With the quality of schooling unlikely to change dramatically in the short term, universities need to look at ways to improve student success, particularly in maths, science and engineering, in which there is a scarcity of skills.
The bpSA Education Foundation appreciates the importance of excellent skillsets in these subjects, which are key to the unlocking the country’s potential, creating employment and ensuring that it remains competitive within the world economy.
As such, the bpSA Foundation is integrally involved in supporting the development of skills in the critical disciplines of maths and science across the country, through a successful partnership with Wits University and its Targeting Talent Programme (TTP). The Wits TTP is a programme that aims to increase the academic, social and psychological preparation and performance of selected learners at tertiary level, with specific focus on the subjects of science and maths.
For the past three years, as part of the Wits TTP initiative, the bpSA Education Foundation has been funding academically talented learners from high schools in remote rural communities in Limpopo and Mpumalanga provinces, to participate in the programme. This direct involvement between Grades 10 – 12 gives them the opportunity to hone their maths and science skills.
During the current Wits TTP intake, the bpSA Education Foundation is hosting 659 students for a residential academic enrichment camp at Wits Campus. Starting on 08 July and running until 21 July, this intensive, twoweek educational programme with its focus on the maths, science and language curricula, is designed to develop both the cognitive skills and dispositional attributes required to cope with the demands of universitylevel study.
The bpSA Foundation has committed R105-million over five years into the TTP partnership, with R45-million having been spent to date. This year R15m will be spent to enrich the lives of just under 1 000 students, 60 educators and 26 schools.
“We acknowledge that maths and science skills are the new global currency, hence our emphasis on developing knowledge and excellence in these areas through sustained efforts and investment in the selected learners. During the programme, we equip these students with the necessary life skills to succeed during their tertiary studies and in the workplace, whilst creating a much-needed employment pipeline of successful graduates and future professionals that not only bp, but other corporates in South Africa can benefit from and tap into,” says Mokoena Motukuane, bpSA Foundation CEO.

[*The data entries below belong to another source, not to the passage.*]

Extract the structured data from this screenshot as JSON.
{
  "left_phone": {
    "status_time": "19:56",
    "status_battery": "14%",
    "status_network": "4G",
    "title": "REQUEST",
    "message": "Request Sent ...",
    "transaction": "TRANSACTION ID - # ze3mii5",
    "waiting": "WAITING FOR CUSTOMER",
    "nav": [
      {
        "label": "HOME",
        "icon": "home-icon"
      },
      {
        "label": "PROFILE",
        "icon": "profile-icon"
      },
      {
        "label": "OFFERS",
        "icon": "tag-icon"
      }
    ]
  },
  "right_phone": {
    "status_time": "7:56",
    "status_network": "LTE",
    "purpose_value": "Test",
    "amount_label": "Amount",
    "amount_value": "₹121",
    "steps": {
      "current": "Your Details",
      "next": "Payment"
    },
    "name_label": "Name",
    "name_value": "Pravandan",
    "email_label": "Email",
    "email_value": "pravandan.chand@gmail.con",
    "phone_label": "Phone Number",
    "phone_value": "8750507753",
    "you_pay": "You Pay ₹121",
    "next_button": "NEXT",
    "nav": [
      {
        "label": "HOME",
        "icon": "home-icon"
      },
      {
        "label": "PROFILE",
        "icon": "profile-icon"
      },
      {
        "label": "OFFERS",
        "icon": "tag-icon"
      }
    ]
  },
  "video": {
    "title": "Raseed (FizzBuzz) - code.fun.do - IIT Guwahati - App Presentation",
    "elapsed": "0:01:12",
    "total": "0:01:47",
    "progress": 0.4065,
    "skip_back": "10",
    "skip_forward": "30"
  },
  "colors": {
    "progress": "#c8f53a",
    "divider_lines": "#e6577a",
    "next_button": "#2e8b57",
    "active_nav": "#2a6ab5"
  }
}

“Upgrading their technical dexterity better equips educators to create their own learning material to benefit all learners at their schools. The programme also encourages the creation of professional learning communities amongst educators, who share in the dissemination and generation of this knowledge material,” comments Motukuane.
“This intervention is already yielding positive results, with the 2016 pass rate in maths and science amongst the Wits TTP learners exceeding that of their private school peers. The number of distinctions they achieved in maths and science for the 2016 matric exams were 33% and 38% respectively, compared to 3% and 4% respectively for the national [and Independent Examinations Board (IEB)] figures.”
In 2015, to complement its investment in the Wits TTP programme, the bpSA Foundation initiated a scholarship programme with Wits University and a year later extended it to the University of Johannesburg (UJ), the aim of which is to provide these learners with the relevant tools to achieve academic success at university. The scholarships’ support interventions include tuition, accommodation, meals, tutoring and mentoring for professional, personal and social development, to better equip the students to achieve holistic success at the end of their academic careers.
The scholarship fund is valued at almost R17-million and funds 66 students. Now in its third intake cycle, 79% of the current students have achieved their next level of study - a performance that is well above Wits University’s average pass rate of 66% for 2016.
The mentoring and tutoring components of the scholarship programme ensure that the students have individual support to assist them either professionally or personally with any issues they might be facing. The aim of these components is to also provide the student with the opportunity to demonstrate initiative and utilise the tools provided to take responsibility for their own learning. In addition to the support structures offered, students are required to attend mandatory scholarship meetings that facilitate direct engagement and interaction between the students and the bpSA Education Foundation project manager.
“Maths and science are key to unlocking Africa’s potential. As such, we at bpSA have taken the initiative to play a tangible and meaningful role in creating and nurturing talent to sustain this country for generations to come. For any country engaged in nation-building, it must first produce logical minds. In other words, if a nation is to achieve socio-economic stability and sustainable development, then education – inclusive of all areas of knowledge – must be taken seriously,” adds Motukuane.
In 2014 bp South Africa (bpSA) sold 25% + 1 share to two BEE partners, namely KAPELA and the bpSA Education Foundation, a Broad Based Black Economic Empowerment Trust.
Kapela acquired a 20% +1 share and the bpSA Education Foundation acquired 5% of bpSA’s shares. The Foundation started operating in 2015, and contributes to meaningful and sustainable ways to enhance the standard of living and improve the well-being of previously disadvantaged, specifically black women and people with disabilities, through education and skills development.
bp Press Office, South Africa +2787 357 9374, email@example.com